The Minneapolis Fair Chance Ordinance, which becomes effective for the majority of landlords on June 1, 2020, generally prohibits landlords from rejecting applicants on the following grounds, unless the landlord conducts a costly and time-intensive “individualized assessment” of each applicant before rejecting the applicant:
- Committed first-degree murder, arson, robbery, criminal sexual conduct, or kidnapping, so long as the conviction is at least 10 years old;
- Committed lesser felonies, so long as the conviction is at least seven years old;
- Committed misdemeanors or suffered evictions, so long as the conviction or judgment is at least three years old;
- Settled an eviction action more than one year ago;
- Won or had an eviction action dismissed;
- Have insufficient rental or credit history; or
- Have poor credit scores.
Oakland also has enacted a Fair Chance Ordinance that wholesale prohibits landlords from requesting, obtaining, or considering a tenant or tenant-applicant’s criminal history. While there are carve outs for certain sex and drug offenses, these exceptions apply only where: (i) the landlord informs the tenant-applicant of the types of criminal history it will be seeking and affords the tenant-applicant an opportunity to withdraw its application, and (ii) the landlord provides the tenant-applicant a signed lease conditioned only upon a criminal history check. Additionally, the Oakland ordinance requires landlords to provide tenant-applicants with notices regarding filing a complaint with the city and mandates that landlords demonstrate fair housing compliance annually. In addition to monetary penalties, failure to comply with the Oakland ordinance can result in criminal penalties for the landlord.

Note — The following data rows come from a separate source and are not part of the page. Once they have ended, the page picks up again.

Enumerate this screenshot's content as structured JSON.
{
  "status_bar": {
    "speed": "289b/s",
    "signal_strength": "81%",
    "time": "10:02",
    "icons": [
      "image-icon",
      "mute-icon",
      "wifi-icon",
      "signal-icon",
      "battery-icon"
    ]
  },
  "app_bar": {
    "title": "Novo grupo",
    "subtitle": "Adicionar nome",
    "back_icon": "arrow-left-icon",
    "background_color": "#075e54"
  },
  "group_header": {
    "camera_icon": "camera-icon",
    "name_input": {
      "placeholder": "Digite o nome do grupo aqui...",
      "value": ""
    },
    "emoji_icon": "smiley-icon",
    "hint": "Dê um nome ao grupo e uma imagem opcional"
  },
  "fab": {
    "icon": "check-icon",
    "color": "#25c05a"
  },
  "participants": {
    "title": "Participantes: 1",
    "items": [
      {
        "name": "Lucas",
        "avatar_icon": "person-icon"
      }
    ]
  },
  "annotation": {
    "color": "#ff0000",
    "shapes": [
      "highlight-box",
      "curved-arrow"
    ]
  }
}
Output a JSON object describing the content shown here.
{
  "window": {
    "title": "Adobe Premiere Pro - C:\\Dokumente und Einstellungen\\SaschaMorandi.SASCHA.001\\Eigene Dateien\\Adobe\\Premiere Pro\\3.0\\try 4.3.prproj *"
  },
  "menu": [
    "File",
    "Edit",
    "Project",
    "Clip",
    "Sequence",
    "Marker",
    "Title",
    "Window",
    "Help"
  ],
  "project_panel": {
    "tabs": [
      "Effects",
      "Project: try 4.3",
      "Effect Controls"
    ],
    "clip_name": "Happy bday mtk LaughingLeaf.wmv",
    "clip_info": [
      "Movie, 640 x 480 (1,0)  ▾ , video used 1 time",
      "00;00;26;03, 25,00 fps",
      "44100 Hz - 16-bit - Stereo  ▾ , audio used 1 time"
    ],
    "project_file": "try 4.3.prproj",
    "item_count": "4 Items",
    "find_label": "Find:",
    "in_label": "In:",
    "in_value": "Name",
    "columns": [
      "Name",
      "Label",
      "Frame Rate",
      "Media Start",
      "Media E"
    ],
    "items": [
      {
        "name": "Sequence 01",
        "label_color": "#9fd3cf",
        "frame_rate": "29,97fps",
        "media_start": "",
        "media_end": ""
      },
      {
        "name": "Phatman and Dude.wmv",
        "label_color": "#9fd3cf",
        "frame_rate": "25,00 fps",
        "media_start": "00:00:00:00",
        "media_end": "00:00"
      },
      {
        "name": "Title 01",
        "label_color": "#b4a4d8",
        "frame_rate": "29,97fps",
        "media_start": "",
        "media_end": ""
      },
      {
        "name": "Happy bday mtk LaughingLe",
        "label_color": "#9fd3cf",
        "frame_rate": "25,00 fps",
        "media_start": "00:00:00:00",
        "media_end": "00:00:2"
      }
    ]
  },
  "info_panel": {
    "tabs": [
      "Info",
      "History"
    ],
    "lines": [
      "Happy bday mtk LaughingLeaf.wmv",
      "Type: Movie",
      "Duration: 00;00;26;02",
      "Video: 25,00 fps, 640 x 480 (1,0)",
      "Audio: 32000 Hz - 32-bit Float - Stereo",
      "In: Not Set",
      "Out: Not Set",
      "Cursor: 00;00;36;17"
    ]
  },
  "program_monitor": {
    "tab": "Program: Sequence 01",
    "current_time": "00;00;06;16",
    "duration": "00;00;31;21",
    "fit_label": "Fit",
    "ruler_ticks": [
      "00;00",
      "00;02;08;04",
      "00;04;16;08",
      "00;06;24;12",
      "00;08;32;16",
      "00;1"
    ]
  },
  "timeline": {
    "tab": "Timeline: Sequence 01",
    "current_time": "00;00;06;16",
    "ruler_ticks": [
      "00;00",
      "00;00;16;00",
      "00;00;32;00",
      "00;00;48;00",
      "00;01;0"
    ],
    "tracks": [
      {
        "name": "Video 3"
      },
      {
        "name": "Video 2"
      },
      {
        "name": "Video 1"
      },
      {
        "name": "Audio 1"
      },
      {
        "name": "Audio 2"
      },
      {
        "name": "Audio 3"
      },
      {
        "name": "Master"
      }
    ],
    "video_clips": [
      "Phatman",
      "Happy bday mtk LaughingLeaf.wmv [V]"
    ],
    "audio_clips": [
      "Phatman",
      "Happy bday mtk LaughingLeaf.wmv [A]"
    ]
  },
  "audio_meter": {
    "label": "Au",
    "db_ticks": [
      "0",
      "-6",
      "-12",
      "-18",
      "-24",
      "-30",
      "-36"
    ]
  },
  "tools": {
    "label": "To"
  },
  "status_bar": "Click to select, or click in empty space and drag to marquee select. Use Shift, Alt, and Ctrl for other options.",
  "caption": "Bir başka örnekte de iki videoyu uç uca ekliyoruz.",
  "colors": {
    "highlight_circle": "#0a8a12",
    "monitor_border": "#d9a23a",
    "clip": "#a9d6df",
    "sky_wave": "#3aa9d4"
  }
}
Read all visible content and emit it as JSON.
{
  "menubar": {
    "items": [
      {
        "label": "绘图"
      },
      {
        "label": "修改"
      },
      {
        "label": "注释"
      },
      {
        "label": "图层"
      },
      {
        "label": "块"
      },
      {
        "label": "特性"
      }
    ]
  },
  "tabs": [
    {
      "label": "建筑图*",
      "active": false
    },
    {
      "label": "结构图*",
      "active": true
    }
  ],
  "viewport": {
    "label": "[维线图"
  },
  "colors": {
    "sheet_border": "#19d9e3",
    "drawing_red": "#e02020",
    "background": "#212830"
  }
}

The objections to these fair chance ordinances are premised on two legal grounds: (1) violation of substantive due process and (2) violation of free speech rights.
The substantive due process objection questions whether the government’s method of depriving a person of life, liberty, or property is justified. Here, the determinative question is whether the means employed are unreasonable, overbroad, or unduly burdensome in relation to the objective. In Yim, the landlords argued that the disposition of real property is a fundamental right, for which the courts should apply a more strict substantive due process analysis, under which the ordinance should fail.
The free speech objection questions whether the ordinance unduly restricts a landlord’s right to freely communicate with prospective and existing tenants. In Yim, the landlords argued that the prohibition of seeking truthful information regarding criminal backgrounds violated their free speech rights. Here, landlords, as commercial enterprises, have the right to protect such communications because they serve individual and societal interests in assuring informed and reliable decision-making.
Since the Washington State Supreme Court’s decision in Yim, the landlords have filed an appeal to the United States Supreme Court. The Court has the discretion to hear this appeal. Given its recently renewed focus on property rights, along with the underlying constitutional issues and broad import of the case, we are relatively confident the Supreme Court will accept the appeal. We will know if the Court decides to hear the appeal on April 16, 2020 and report back.